START Input records

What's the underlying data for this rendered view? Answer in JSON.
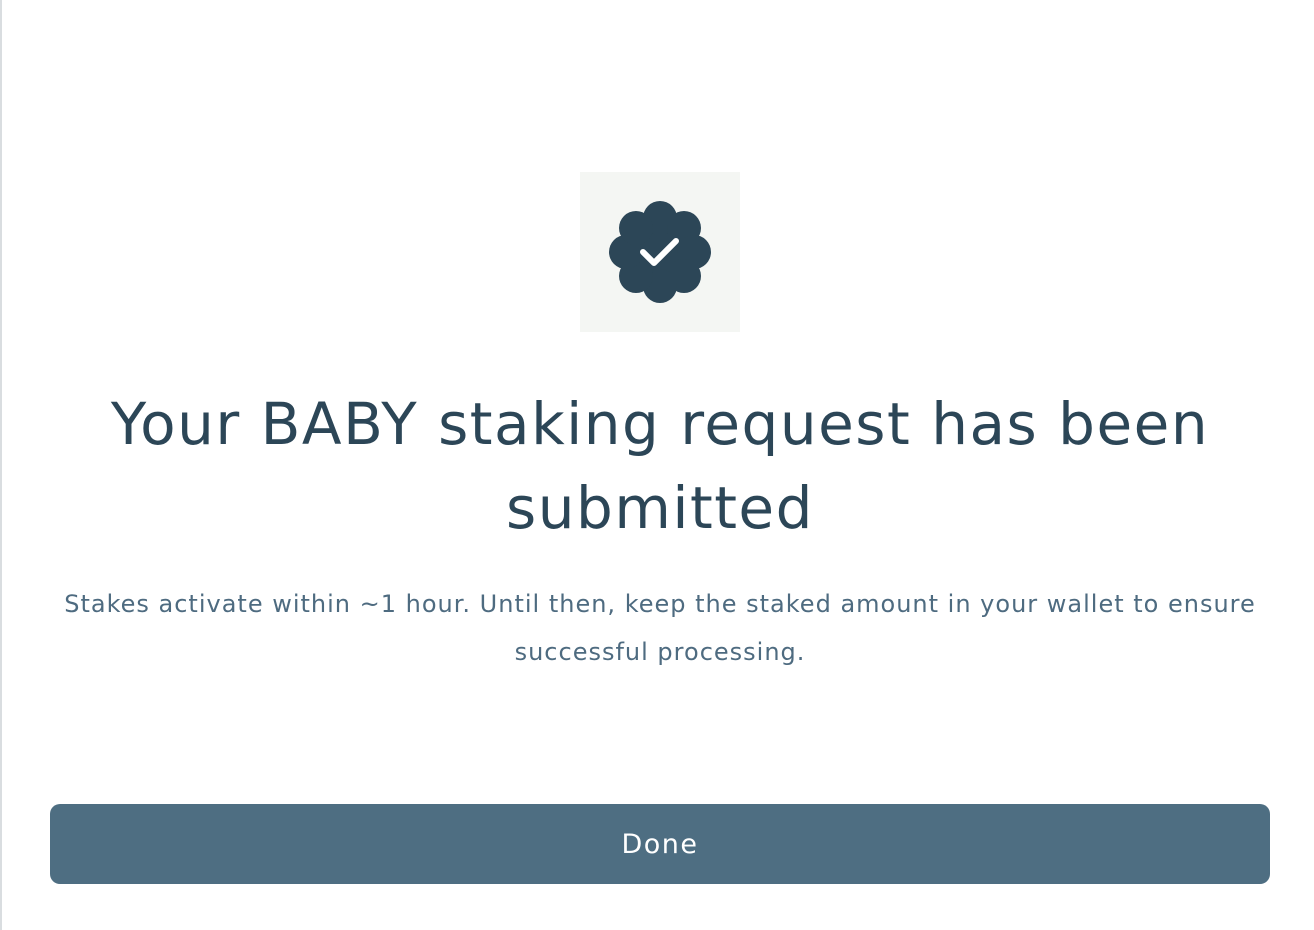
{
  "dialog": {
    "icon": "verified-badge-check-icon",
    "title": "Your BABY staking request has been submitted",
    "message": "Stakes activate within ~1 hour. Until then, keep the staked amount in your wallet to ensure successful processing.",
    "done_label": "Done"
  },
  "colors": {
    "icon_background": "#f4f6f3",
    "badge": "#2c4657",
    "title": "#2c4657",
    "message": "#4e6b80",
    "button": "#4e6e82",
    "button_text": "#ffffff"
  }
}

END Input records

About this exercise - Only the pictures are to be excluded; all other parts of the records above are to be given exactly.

Solved exercise -
What's the underlying data for this rendered view? Answer in JSON.
{
  "dialog": {
    "icon": "verified-badge-check-icon",
    "title": "Your BABY staking request has been submitted",
    "message": "Stakes activate within ~1 hour. Until then, keep the staked amount in your wallet to ensure successful processing.",
    "done_label": "Done"
  },
  "colors": {
    "icon_background": "#f4f6f3",
    "badge": "#2c4657",
    "title": "#2c4657",
    "message": "#4e6b80",
    "button": "#4e6e82",
    "button_text": "#ffffff"
  }
}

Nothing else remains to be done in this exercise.